Brent Celek - He had a quiet preseason, but Celek should still be a monster. He gets little mention as a red-zone threat, but can be effective inside the 20. Celek had ups and downs as a blocker in 2009 and struggled in that aspect in the preseason game against the Chiefs.
Clay Harbor - Another rookie who is tough to project. Only two teams ran two tight-end sets less often than the Eagles in 2009. Given the talent at wide receiver, I'm not sure that's going to change this season. If Harbor is a major liability as a blocker early in the season, the Eagles might have to rethink their personnel. I like his potential. Harbor just seems a bit raw at this point.
Winston Justice - If he plays at the level he played at last year, Justice will be fine. But it's clear he wants to have more of an impact and be thought of as one of the better offensive tackles in the league. Don't forget - Justice has not even reached his 26th birthday. There's room to grow there.
Nick Cole - It looks like he'll begin the season as the starting right guard, but Cole will have to hold off Reggie Wells to keep things that way. Cole is a valuable player. He provides depth and can play multiple positions. The experiement at center didn't go smoothly, but the Eagles are just fine with him at right guard. It can't hurt that he had to work on making calls in Jamaal Jackson's place, either.
Reggie Wells - I won't lie and say I've watched Wells much, but he has a proven track record as a starter, which counts for something. It wouldn't surprise me to see him replace Cole or at least rotate in. Wells' flexibility helps also.
Jamaal Jackson - Jackson's the biggest unknown along the offensive line, not because of his past performance, but because he is less than nine months removed from tearing his ACL. Credit Jackson for putting in the work to get back on the field this quickly. Now we'll see what level he's able to perform at.

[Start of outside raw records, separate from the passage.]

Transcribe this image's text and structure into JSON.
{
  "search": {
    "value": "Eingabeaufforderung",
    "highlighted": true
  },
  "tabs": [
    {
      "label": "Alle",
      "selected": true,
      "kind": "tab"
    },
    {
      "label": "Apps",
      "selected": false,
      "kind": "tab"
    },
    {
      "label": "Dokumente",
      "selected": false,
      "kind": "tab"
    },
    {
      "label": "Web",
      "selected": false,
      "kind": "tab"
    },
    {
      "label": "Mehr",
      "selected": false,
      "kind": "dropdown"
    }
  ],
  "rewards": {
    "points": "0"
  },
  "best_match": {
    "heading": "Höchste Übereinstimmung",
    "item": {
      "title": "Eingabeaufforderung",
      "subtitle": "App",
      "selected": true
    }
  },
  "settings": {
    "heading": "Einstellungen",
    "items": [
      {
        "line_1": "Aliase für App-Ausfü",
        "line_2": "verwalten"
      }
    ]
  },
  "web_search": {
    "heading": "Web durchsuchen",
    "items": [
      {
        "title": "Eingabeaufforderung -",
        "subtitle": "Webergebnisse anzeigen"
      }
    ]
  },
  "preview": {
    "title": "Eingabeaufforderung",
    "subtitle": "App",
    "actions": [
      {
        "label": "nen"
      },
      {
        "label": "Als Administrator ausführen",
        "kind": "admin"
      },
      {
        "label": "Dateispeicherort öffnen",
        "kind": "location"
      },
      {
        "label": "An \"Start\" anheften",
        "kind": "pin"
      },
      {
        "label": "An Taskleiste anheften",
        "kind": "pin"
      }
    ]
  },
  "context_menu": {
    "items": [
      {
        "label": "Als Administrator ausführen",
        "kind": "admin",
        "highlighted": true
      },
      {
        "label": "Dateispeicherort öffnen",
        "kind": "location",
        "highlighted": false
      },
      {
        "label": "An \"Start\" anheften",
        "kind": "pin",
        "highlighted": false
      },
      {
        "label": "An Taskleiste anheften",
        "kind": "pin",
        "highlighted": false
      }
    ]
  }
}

Mike McGlynn - If Jackson needs a breather early in the season, McGlynn will fill in at center. Not sure there's much of a role for him at guard. McGlynn seems like a valuable backup, who could eventually work himself into a starting role - either here or somewhere else.
Todd Herremans - He probably has a higher ceiling than most think. Herremans has the potential to be a Pro Bowler at guard, and the Eagles have a chance to run the ball effectively on that left side. That's assuming of course that no foot problems surface.
Max Jean-Gilles - He provides depth as an interior lineman, but with the addition of Wells, the Eagles would have to suffer significant injuries for Jean-Gilles to get onto the field.
Jason Peters - Take a second and go back to Week 9 of last season. The Eagles lost to the Cowboys, but Peters turned in an outstanding performance against DeMarcus Ware. That's the player the Eagles need him to be, but it hasn't happened on a consistent basis. Peters also led the Eagles with 11 penalties in '09. Those false starts can be drive killers, especially on third down, and especially with a young quarterback.
Austin Howard - It'll be interesting to see what happens if Peters goes down. Howard is the backup left tackle on the depth chart, but my guess is they would still slide Herremans out, considering the depth and experience at guard.
King Dunlap - The goal for him is to get better at practice during the week. I don't see much of a role for Dunlap on Sundays unless the Eagles are just decimated at tackle.
Thanks to Football Outsiders for some of the stats mentioned above.
And download the 2010 MTC app from the ITunes store.